Peak body warns economic fallout will cause a wave of distress
The national peak body for suicide prevention welcomes the Australian Government’s fiscal measures announced in the mini-budget today but warns of ongoing severe stress and suicidal risk caused by financial hardship.
Suicide Prevention Australia CEO, Nieves Murray said, “Given the important protective role social safety nets play in reducing distress and suicide risk, we ask the Australian Government to strike a balance between fiscal responsibility and providing adequate basic support to the thousands of Australians who are now without jobs.
“We know there is a strong association between economic recession and increasing suicide rates, particularly in high-income nations.
“While analysis of suicide rates in Australia found the impact on suicide rates following the 2008 crisis was less significant, the suicide rate for workers in construction – a sector that experienced a significant downturn – sadly, did increase,” said Ms Murray.
Today’s mini-budget shows the Australian Government recognises that many are doing it tough in today’s economy.
Ms Murray said, “We welcome the targeted extension of JobKeeper until March next year, which will ensure thousands of businesses and workers can continue to weather changes to their operations due to the COVID-19 response.
“As we highlighted in our white paper with Wesley Mission, Reducing distress in the community following the COVID-19 pandemic, there is a clear link between being unemployed and financial strain, with distress and suicide risk.
“While we applaud the extension of a modified coronavirus supplement to JobSeeker, we call on the Australian Government to increase the base rate of JobSeeker following the gradual phasing out of the coronavirus supplement.
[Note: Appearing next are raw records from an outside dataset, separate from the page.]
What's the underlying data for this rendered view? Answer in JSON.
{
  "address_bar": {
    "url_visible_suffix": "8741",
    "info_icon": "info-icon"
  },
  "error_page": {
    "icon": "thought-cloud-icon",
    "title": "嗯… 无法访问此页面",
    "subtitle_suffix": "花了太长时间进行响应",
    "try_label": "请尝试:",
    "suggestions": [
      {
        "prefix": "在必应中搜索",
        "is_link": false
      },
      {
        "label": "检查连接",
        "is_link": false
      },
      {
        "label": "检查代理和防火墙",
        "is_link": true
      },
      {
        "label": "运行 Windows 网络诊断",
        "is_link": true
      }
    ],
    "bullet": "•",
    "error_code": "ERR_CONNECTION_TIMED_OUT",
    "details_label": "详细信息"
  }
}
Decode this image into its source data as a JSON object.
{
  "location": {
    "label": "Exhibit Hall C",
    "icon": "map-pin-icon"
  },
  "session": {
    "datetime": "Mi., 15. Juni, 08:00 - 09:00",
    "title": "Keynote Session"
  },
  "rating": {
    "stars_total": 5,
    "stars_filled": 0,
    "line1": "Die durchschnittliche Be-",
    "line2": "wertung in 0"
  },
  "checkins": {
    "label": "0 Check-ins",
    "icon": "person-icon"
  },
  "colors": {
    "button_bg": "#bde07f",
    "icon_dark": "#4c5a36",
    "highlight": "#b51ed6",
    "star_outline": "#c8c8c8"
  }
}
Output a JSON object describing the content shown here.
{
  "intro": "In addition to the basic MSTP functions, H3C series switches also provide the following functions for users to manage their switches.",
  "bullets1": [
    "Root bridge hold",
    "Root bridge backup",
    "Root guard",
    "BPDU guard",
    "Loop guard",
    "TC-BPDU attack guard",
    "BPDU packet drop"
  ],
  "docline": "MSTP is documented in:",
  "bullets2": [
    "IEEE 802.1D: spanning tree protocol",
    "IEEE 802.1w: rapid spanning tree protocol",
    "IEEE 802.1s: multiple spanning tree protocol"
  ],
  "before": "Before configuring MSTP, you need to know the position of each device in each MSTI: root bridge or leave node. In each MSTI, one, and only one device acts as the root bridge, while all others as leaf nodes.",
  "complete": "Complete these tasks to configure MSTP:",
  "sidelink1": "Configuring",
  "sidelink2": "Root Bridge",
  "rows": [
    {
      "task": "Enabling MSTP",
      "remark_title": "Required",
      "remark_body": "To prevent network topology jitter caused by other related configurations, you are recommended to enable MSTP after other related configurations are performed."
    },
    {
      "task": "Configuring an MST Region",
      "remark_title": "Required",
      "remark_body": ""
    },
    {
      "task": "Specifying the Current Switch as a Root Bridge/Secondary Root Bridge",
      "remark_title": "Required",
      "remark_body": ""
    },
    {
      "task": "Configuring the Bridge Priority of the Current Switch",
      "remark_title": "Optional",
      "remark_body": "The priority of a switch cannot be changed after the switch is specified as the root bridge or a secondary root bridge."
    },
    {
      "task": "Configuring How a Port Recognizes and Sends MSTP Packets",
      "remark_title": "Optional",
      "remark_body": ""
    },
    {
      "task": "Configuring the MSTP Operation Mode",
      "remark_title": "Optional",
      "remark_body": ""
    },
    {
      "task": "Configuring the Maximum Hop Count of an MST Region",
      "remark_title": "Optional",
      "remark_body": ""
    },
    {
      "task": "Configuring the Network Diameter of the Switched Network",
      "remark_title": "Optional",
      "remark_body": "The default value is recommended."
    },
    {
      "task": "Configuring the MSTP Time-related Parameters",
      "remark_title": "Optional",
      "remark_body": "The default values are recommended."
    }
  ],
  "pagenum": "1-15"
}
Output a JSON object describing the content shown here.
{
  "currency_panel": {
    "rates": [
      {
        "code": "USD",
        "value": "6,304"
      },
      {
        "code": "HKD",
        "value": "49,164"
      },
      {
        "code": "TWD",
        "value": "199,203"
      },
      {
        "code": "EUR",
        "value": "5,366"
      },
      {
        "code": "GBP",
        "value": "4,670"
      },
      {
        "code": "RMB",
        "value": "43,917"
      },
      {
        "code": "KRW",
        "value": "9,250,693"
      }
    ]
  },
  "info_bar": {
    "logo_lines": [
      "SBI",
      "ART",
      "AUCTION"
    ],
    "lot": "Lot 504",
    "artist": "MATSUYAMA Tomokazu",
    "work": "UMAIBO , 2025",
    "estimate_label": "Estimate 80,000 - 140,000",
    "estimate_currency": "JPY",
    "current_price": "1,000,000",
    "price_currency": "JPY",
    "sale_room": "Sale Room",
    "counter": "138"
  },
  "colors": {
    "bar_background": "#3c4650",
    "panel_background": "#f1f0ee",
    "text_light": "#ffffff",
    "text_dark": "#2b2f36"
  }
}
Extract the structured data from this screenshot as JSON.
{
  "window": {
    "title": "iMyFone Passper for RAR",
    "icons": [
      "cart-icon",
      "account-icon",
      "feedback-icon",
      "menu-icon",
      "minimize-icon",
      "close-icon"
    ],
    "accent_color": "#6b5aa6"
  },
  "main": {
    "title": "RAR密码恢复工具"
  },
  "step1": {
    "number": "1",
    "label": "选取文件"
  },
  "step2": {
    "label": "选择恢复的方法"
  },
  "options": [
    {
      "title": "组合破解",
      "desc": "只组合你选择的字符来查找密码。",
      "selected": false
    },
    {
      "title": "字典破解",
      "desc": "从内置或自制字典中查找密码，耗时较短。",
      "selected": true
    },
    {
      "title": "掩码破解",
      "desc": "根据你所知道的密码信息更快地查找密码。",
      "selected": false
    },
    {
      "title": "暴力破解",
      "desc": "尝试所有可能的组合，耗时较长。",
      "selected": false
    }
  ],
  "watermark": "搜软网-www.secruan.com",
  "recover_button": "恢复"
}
“Taking the coronavirus supplement out of the equation, the base rate of JobSeeker (formerly Newstart) has not increased in real terms since 1994, despite the increasing cost of the necessities of life such as housing, groceries and utilities.
“An increase in the base rate will ensure people experiencing the challenges of employment insecurity can meet their basic needs, have the support to find meaningful work and reduce the risk that they will experience distress and crisis,” said Ms Murray.
Unemployment is a well-established risk factor for suicide. An analysis of data across 30 countries from 1960-2012 found that the effect of unemployment was particularly significant on male suicide in all welfare state regimes. The impact was heavier in those states where unemployment protections were less generous. For example, suicide rates increased in European and North American nations following the 2008 Global Financial Crisis.
Ms Murray said, “The Australian Government has taken a holistic approach in its response to the economic and social challenges caused by the COVID-19 pandemic. This proves further that a whole of government, whole of community approach is central to suicide prevention.
“If we were to see all parts of Governments, all agencies within Government, and our broader community work as one on suicide prevention, we would see a meaningful reduction in our suicide rate.
“We call on the Australian Government to support National Suicide Prevention Adviser, Christine Morgan, to deliver the system reform needed to broker a whole of government approach to suicide prevention – so we can imagine a world without suicide,” said Ms Murray.
To get help 24/7, phone Lifeline on 13 11 14 or the Suicide Call Back Service on 1300 659 467. If you or someone you know are in immediate danger, phone 000 for emergency services